According to Johnson, Phillips got word almost immediately that his mates from Anstis’ ship were to be tried for piracy. Fearing his name would come up in the proceedings, he quickly took up a post on another ship bound for Newfoundland. Unable to find work as a carpenter in the New World, he went to work gutting fish among the numerous fisheries on the coast. This job was brutally hard, paid very little and in the dark and cold of the Newfoundland winters, literally drove men and women mad.

Within four month, Phillips was fed up with the fisheries. He and four other like-minded mates stole a boat belonging to a man name Minot or Minors in August of 1723. Their intention was to go a-pirating and they made quick work of a few local fishing vessels, pressing some of the men aboard them into signing their hastily drawn up Ship’s Articles. Though his articles generally follow the pattern of the few others that have come down to us, Phillips included a passage in same that read:

If at any time you meet with a prudent Woman, any Man that offers to meddle with her, without her Consent, shall suffer present Death.

At least two modern writers have speculated that Phillips was witness to brutal incidences of rape while aboard Anstis’ vessel and had no stomach for such barbarism. This is a curious speculation given Phillips’ later dealings not only with prisoners but with his own crew. Of course murder is not rape but rape is torture; to my mind the theory remains only speculative.

At some point, Phillips took John Rose Archer, who claimed to have sailed with Blackbeard, aboard his ship and promoted him to quartermaster. The caused ill will among Phillips’ original four shipmates and that would bubble over in a short time.

Phillips headed south to Tobago where he and his crew suffered three months of near starvation without a single prize. Finally their luck changed; they captured a French merchant and took her over, renaming her Revenge. Other prizes followed, but trouble was brewing. Some of Phillips’ crew, many of them men forced to serve aboard Revenge, began trying to escape. Many were flogged for their trouble and at least one, carpenter Thomas Fern, was shot dead probably by Phillips himself.

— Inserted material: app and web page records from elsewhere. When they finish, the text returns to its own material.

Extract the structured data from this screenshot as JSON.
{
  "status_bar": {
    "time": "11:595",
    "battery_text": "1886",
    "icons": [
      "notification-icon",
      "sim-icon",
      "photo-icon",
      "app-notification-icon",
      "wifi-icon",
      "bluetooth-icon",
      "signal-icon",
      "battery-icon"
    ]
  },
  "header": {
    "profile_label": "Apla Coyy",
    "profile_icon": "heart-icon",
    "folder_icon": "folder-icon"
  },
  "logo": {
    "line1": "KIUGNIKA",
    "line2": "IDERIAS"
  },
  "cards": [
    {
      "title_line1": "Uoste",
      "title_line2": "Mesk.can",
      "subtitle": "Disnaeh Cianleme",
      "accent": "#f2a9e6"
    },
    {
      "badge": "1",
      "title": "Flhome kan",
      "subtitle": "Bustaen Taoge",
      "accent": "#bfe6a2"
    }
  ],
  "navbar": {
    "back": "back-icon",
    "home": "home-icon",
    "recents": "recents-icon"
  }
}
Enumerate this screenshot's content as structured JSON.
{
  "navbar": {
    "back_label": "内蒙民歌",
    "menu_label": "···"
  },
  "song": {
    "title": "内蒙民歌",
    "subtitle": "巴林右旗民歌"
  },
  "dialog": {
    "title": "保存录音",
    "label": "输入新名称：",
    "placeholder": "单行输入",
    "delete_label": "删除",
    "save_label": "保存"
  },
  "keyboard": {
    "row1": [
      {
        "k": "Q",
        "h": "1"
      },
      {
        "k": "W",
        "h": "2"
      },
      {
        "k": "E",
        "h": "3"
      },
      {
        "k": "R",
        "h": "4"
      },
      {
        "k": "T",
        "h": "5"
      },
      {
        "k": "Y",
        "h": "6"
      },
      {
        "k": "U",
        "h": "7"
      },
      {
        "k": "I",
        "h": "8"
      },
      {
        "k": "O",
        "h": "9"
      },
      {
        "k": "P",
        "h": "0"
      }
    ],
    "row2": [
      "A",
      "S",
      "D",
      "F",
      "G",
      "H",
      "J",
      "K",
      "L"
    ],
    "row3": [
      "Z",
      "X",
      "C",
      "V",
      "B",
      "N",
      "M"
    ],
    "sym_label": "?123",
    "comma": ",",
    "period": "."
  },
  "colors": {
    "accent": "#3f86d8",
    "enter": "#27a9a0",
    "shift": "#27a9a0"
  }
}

By late 1723, Phillips had returned to the waters off Newfoundland where he gutted the local fishing boats almost as soon as they hit the water. One was notably spared because it belonged to the same man from whom Phillips had stolen his original vessel. “We have done him enough injury already,” he told his crew. After this kindness he turned around and tortured a captain who had foolishly tried to run from Revenge.

The success Phillips had in Newfoundland masked the goings-on aboard his own ship. His punishments of even minor infractions became more heinous and already resentful men turned mutinous. In April of 1724, the Revenges had had enough; they rose up and tossed Phillips overboard to drown in the icy water of Notre Dame Bay.

The lack of leadership, no matter how brutal, made quick work of the men aboard Revenge. Johnson says that the ship was overtaken by the Royal Navy and most of her small crew was hanged including quartermaster Archer.

For all his small success, Phillips life at sea did not seem to sit well with him. Unlike others pressed into pirate service who went on to enjoy their new life, freebooting was a short but arguably not very merry one for the mad carpenter.

Header: Engraving of John Phillips from Johnson’s A General History of Pyrates


Timmy! said...

Ahoy, Pauline! Clearly this guy had "issues"... Maybe he was "bi-polar" or something, but it sounds to me like he definitely wasn't singing "Yo-ho, a pirate's life for me!" or anything of the sort...

just saying.

Pauline said...

Oh I agree. It kind of seems like he got drawn into piracy purely against his will but then it became his only choice and he took his hatred of his life out on the people around him.

I'm probably over-analyzing that but still...

Charles L. Wallace said...

No, Timmy - but was he singing "California Dreaming"? hahaha :-)

Pauline said...

Good one, Wally!